For small bitstypes (or small results of By) and medium-sized arrays, it might make sense to sort! a temporary of (idx::Int, compareT::T) tuples, for better cache locality. I think this is what kills current sortperm performance.


SortingNetworks master (pending merge into METADATA) already does dispatch on either N args or NTuples where N is in 1:16. And as to sort yes, only for small N (1…16, which are provably optimal as exchange networks, already ready).


So after giving it a try, I am very underwhelmed by the cache-local variant. Or, more precisely, I am absolutely shocked at how fast sortperm is, even though it should basically have no spatial locality at all.

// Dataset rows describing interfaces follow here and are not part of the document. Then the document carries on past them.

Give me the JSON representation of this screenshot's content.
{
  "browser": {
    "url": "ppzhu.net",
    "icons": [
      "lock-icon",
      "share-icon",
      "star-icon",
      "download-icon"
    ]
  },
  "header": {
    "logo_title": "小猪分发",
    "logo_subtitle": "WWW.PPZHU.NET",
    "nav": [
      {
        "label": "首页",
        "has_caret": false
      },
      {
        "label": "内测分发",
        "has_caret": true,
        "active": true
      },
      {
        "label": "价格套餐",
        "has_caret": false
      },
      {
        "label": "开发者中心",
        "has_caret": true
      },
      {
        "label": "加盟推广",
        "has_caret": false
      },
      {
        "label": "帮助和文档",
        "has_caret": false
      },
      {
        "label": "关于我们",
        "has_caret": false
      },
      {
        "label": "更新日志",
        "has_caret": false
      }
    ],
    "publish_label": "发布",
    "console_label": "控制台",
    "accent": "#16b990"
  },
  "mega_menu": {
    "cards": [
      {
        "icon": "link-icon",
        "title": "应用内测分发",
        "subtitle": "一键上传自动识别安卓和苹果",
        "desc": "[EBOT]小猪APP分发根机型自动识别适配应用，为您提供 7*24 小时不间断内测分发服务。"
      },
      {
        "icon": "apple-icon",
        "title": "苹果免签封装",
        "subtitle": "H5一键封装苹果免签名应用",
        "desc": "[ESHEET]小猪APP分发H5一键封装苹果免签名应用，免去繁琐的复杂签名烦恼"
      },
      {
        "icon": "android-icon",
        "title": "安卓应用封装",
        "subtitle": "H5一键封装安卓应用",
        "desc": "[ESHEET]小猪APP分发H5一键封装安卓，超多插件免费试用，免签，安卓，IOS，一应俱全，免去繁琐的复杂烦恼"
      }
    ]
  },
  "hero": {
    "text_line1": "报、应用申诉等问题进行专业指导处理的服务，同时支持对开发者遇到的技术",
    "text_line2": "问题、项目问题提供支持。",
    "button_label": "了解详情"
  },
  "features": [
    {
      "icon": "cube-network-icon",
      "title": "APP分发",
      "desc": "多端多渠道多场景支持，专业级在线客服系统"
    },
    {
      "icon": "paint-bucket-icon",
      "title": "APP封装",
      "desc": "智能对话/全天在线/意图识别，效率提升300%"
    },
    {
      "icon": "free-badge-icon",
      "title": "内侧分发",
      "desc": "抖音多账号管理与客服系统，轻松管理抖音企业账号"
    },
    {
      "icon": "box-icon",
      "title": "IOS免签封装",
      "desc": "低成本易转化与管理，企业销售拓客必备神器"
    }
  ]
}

julia> function _sortperm(A)
       tmp = [(@inbounds A[i],i) for i=1:length(A)]
       [t[2] for t in tmp]
julia> v=rand(Int,10^8); sort(v[1:1000]); sortperm(v[1:1000]); _sortperm(v[1:1000]); 
julia> begin
       @time sort(v)
       @time sortperm(v)
       @time _sortperm(v);
 13.288238 seconds (6 allocations: 762.940 MiB, 0.70% gc time)
 42.778155 seconds (7 allocations: 762.940 MiB, 0.15% gc time)
 23.058652 seconds (13 allocations: 2.980 GiB, 0.47% gc time)


Sort is stable by default, which is the opposite.


Thanks! Then some zip-sort-extract variant is probably worthwhile for small bitstypes (as long as the temporary fits into memory), seeing a 3x speedup:

julia> function _sortperm(A)
              tmp = [(@inbounds A[i],i) for i=1:length(A)]
              sort!(tmp; alg=QuickSort)
              [t[2] for t in tmp]
_sortperm (generic function with 1 method)

julia> v=rand(Int,10^8); sort(v[1:1000]); sortperm(v[1:1000]); _sortperm(v[1:1000]);

julia> begin
       @time sort(v)
       @time sortperm(v)
       @time _sortperm(v);
 13.137279 seconds (6 allocations: 762.940 MiB, 0.32% gc time)
 42.627918 seconds (7 allocations: 762.940 MiB, 0.00% gc time)
 16.295594 seconds (11 allocations: 2.235 GiB, 1.01% gc time)

PS. ~100KB - 1MB of buffer to sort appears to be an OK cross-over for the copy to amortize.